The indigenous and once-celebrated American buffalo (Bison bison), as absent from the National Zoo in recent years as from the nickel, returned to its former home on Connecticut Avenue yesterday freighted anew with history and environmental instruction.

The new arrivals, two 1,200-pound females purchased from the Burnet Park Zoo in Syracuse, N.Y., are the first buffalo displayed here since their predecessors were shuffled off to other zoos in 1965.

Prior to that buffalo were something of a zoo mainstay, and, in fact, grazed the Mall in the 1880s, before the zoo was ever built, as live models for taxidermists at the Smithsonian Institution.

In those days the buffalo was a rallying symbol for conservationists mindful of the dwindling resources of a vanishing frontier.

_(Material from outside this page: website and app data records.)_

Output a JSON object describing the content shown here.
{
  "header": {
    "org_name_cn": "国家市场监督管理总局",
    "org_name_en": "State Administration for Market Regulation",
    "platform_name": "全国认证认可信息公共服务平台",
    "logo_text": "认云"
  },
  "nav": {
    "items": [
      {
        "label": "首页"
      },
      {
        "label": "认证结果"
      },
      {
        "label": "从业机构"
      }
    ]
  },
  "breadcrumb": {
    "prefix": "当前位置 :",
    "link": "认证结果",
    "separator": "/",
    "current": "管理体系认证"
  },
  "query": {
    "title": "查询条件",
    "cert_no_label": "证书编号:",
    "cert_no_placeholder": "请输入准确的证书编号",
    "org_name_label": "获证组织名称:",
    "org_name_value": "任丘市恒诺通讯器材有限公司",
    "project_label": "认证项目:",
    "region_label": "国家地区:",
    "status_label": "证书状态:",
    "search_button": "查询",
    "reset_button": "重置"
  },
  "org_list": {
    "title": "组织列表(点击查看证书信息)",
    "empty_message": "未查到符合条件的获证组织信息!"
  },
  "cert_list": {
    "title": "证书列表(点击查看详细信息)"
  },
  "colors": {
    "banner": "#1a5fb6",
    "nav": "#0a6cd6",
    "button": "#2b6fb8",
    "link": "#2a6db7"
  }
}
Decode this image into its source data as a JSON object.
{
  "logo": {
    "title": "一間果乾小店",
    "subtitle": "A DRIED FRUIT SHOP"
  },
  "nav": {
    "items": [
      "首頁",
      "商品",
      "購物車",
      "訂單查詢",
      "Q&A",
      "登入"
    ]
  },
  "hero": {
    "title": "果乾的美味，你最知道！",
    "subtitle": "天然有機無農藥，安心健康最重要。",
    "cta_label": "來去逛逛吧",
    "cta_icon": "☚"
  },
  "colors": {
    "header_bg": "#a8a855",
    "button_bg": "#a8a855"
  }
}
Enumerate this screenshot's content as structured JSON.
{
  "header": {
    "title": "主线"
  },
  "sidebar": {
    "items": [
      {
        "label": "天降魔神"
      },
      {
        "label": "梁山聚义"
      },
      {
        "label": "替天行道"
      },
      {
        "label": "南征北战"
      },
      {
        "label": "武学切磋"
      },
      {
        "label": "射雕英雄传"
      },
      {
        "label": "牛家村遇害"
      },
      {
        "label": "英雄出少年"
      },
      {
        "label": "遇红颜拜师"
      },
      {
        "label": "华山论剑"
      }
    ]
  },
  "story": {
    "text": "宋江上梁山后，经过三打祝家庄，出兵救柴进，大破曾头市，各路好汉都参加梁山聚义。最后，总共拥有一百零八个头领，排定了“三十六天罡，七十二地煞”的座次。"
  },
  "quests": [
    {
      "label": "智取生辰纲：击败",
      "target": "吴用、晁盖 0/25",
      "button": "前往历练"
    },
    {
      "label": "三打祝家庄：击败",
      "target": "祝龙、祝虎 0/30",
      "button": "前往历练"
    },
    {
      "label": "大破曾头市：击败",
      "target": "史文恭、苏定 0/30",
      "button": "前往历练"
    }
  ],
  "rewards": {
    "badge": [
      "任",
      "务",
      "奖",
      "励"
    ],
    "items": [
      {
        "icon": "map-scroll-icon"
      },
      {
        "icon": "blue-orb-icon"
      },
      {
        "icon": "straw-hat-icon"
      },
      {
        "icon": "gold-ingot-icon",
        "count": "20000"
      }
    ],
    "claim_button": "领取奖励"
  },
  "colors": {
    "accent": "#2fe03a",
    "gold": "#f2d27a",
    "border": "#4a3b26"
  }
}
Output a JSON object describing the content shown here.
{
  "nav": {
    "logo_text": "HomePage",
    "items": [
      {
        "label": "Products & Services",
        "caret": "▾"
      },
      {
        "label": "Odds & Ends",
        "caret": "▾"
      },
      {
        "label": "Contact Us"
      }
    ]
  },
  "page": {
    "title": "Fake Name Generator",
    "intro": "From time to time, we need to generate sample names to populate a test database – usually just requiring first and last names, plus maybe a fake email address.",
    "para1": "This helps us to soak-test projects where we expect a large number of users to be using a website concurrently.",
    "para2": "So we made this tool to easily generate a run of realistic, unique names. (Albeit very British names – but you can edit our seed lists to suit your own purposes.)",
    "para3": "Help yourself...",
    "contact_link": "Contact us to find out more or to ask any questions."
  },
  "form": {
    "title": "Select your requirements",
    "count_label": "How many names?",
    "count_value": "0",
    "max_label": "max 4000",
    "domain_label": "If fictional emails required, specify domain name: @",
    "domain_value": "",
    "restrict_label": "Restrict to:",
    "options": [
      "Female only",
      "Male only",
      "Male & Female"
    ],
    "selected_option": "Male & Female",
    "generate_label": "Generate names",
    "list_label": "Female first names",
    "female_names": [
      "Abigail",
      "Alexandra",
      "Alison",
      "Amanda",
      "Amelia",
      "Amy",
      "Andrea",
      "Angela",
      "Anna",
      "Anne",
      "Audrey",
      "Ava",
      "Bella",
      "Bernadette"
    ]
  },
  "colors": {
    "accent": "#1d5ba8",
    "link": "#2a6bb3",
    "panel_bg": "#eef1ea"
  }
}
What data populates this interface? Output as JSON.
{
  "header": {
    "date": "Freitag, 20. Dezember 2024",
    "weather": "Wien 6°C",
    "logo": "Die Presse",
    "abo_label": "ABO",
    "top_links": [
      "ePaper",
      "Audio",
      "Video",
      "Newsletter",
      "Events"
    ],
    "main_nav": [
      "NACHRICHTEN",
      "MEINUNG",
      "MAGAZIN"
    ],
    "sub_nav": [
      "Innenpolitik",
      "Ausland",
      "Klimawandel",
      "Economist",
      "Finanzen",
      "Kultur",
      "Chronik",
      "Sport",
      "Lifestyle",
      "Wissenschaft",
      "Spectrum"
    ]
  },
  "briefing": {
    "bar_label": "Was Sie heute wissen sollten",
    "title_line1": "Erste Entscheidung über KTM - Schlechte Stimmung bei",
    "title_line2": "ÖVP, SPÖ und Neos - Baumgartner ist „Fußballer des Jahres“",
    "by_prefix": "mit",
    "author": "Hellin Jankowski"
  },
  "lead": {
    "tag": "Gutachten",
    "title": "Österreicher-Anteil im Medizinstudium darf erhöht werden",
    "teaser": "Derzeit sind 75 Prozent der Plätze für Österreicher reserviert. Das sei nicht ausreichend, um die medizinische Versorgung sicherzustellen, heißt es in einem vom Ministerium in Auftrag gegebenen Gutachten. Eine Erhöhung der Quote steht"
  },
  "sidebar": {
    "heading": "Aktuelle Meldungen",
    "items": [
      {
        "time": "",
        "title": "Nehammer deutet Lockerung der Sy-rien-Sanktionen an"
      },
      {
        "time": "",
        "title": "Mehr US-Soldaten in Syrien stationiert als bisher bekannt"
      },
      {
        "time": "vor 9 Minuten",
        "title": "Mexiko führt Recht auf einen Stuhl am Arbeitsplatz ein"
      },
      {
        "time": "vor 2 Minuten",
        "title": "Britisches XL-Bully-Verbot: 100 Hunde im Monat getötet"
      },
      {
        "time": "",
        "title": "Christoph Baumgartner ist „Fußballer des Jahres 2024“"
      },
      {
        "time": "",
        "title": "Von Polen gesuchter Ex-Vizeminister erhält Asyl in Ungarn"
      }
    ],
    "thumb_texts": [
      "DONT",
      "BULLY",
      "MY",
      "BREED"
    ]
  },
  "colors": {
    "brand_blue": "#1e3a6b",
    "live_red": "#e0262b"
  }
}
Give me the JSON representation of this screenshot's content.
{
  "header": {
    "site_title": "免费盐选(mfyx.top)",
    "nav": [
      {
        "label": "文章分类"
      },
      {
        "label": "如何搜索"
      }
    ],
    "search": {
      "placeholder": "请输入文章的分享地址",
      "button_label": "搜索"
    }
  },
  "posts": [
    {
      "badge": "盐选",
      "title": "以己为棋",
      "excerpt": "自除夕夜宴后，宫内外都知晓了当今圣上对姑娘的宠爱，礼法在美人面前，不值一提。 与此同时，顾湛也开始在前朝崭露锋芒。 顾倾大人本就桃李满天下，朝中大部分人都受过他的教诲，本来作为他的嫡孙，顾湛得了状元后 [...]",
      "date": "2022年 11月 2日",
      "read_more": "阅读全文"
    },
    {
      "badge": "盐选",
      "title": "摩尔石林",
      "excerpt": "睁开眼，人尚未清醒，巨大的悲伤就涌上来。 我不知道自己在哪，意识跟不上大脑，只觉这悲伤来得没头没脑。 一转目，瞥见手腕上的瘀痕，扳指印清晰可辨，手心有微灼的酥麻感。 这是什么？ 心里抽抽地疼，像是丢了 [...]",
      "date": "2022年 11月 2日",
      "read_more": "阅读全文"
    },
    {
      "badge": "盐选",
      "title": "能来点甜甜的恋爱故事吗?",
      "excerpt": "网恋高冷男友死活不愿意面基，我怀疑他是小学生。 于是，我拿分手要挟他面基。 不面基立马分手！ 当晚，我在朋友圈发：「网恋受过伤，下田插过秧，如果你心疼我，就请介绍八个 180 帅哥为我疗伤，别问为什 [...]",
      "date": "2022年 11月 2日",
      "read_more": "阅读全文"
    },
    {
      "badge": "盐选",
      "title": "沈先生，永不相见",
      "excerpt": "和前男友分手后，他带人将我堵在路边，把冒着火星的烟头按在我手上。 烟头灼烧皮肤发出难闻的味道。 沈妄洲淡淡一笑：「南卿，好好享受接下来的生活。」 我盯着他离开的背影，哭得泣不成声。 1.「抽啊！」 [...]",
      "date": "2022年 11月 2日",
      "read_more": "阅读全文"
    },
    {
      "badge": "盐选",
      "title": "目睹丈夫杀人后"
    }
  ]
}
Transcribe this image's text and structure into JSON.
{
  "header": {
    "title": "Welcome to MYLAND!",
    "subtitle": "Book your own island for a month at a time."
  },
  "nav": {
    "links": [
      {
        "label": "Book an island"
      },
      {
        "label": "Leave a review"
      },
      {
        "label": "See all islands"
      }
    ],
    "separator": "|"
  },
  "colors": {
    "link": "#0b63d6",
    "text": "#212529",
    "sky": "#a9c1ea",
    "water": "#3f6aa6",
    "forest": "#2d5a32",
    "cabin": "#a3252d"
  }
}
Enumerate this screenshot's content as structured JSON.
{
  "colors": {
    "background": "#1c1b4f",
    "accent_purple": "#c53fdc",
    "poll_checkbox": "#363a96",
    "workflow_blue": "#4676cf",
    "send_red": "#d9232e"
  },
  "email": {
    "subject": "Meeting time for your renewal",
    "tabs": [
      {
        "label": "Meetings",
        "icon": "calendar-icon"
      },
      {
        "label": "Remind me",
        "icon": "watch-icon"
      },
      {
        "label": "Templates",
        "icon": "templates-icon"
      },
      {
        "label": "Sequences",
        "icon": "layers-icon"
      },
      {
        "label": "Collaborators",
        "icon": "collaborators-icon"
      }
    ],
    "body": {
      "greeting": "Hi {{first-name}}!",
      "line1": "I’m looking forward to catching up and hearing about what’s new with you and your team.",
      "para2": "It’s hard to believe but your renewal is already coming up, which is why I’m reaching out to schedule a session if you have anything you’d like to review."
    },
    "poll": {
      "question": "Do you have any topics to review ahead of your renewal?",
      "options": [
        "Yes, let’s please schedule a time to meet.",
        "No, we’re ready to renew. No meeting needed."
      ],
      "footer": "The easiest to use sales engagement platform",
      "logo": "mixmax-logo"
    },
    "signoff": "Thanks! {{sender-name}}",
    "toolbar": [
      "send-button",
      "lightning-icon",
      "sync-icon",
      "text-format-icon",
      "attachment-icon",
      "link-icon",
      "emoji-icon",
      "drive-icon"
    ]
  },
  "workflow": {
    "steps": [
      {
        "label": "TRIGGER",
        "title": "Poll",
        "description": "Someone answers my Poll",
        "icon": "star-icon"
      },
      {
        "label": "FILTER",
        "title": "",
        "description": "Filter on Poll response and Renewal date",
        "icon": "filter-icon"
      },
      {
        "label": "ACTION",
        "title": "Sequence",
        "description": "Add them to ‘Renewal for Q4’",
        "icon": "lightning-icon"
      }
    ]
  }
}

Once adrift on the Great Plains in vast herds, the shaggy animals had been hunted to the edge of extinction by hide-hunters, meat packers and tongue picklers as well as trigger-happy travelers who casually slaughtered them by the thousands from the windows of passing trains.

By the turn of the century, the number of buffalo in the United States had dwindled from an estimated 60 million to fewer than a thousand, protected in a handful of parks and private herds. Naturalists were uncertain of the fate even of those.

By the 1960s, however, the durable species had proved all it needed was to be left alone. The herds had so multiplied that buffalo fanciers from Virginia to California were raising them for meat as well as memory, and breeding them into cattalo and beefalo with domestic cattle.

Today, when Washingtonians in quest of the frontier experience can sample buffalo steaks at Dominique's Restaurant or the International Safeway, more than 70,000 buffalo are prospering in parks and game preserves around the country.

Zoo spokesman Mike Morgan said the National Zoo never really wanted to get rid of its buffalo, but the animal's very ecological prosperity brought it into conflict with prevailing zoo philosophy.

"During the 1960s it was felt the zoo should concentrate on rare and endangered animals which the public had little opportunity to observe in other places," he said. "We had bison herds right out in Fairfax County."

In addition, he said, space was at a premium in 1965 as the zoo redesigned its hooved animal houses, and the animals were never replaced.

The two new arrivals, who have not been named, will be housed in an enclosure near the small animal house last used by a six-year-old rare black rhinoceros named Nipo. Nipo, he said, has been sent off to visit a female black rhino in Seoul, Korea, with instructions to be fruitful and multiply.